His point about whether the new crop of multicultural fiction sometimes proposes answers that are a little too easy ("You can do whatever you want") seems more serious. But the flaw might not be the reader's failure to achieve the properly "readerly" frame of mind so much as it is a function of market forces that impact the writer's choices about how they resolve their stories. It sounds quite cynical, but these writers are thinking about the movie rights they're going to sell (how long before "White Teeth" is a movie?). They're thinking about the financial advantages of "happy" endings resulting in the empowerment of their protagonists.

We all know that commercial considerations are nothing new. As I recall from my graduate seminar days, writers from Richardson to Dickens were acutely aware of what their readers demanded -- they got feedback in the mail every week. Sometimes they even tweaked their own stories in mid-stream on reader demand!

I still find some of books Khair is talking about to be quite good (I'm planning to try my hand at teaching "Brick Lane" in the spring).

Dan Green

Amardeep: You may be right about "market forces," although I would like to think that writers such as Smith and Monica Ali are serious enough about their work that they'd not simply give in to them.

amcorrea

(White Teeth was adapted by the BBC and aired on Masterpiece Theatre here in the States.)

Verify your Comment

Previewing your Comment

This is only a preview. Your comment has not yet been posted.

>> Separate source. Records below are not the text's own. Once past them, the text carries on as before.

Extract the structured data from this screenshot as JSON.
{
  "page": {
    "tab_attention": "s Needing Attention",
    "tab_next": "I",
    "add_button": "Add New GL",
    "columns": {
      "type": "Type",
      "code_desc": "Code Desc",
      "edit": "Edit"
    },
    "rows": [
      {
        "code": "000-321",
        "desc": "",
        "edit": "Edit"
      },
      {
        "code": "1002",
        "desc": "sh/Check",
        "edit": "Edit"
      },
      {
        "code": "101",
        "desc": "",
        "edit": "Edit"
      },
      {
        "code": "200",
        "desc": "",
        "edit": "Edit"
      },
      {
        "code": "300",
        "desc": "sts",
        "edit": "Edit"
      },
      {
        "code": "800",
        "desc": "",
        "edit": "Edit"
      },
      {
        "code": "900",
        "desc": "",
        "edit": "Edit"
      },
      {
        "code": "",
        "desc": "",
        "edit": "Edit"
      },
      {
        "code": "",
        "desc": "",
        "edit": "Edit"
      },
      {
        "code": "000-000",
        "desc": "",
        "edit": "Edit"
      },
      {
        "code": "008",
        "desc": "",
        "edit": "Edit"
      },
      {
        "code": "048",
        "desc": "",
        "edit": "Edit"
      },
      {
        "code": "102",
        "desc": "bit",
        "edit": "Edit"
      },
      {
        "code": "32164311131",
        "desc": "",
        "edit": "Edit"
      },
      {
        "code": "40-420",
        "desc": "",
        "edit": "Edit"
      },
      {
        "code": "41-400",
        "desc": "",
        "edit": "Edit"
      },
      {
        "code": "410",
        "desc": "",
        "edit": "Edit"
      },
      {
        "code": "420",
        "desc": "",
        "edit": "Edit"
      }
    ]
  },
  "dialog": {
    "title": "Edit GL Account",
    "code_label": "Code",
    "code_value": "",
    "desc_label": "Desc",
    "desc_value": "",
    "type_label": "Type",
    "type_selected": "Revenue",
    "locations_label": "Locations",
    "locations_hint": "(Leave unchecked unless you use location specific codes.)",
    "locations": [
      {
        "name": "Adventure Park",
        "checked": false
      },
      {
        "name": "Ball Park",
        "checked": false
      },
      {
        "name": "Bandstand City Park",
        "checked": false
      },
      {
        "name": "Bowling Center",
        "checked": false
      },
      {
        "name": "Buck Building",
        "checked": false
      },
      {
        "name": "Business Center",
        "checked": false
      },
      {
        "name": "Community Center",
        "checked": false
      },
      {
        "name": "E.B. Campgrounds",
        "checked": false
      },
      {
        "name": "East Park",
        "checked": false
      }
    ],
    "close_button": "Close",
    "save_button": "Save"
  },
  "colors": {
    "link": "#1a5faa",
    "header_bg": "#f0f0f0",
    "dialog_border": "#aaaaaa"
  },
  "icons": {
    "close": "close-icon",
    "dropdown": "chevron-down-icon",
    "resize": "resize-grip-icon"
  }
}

Working...
Your comment could not be posted. Error type:
Your comment has been saved. Comments are moderated and will not appear until approved by the author. Post another comment

The letters and numbers you entered did not match the image. Please try again.

As a final step before posting your comment, enter the letters and numbers you see in the image below. This prevents automated programs from posting comments.

Having trouble reading this image? View an alternate.

Working...

Post a comment

Comments are moderated, and will not appear until the author has approved them.

Your Information

(Name and email address are required. Email address will not be displayed with the comment.)

Jp3
The Art of Disturbance--Available as Pdf and Kindle Ebook
Deweylp1
Literary Pragmatism--Available as a Pdf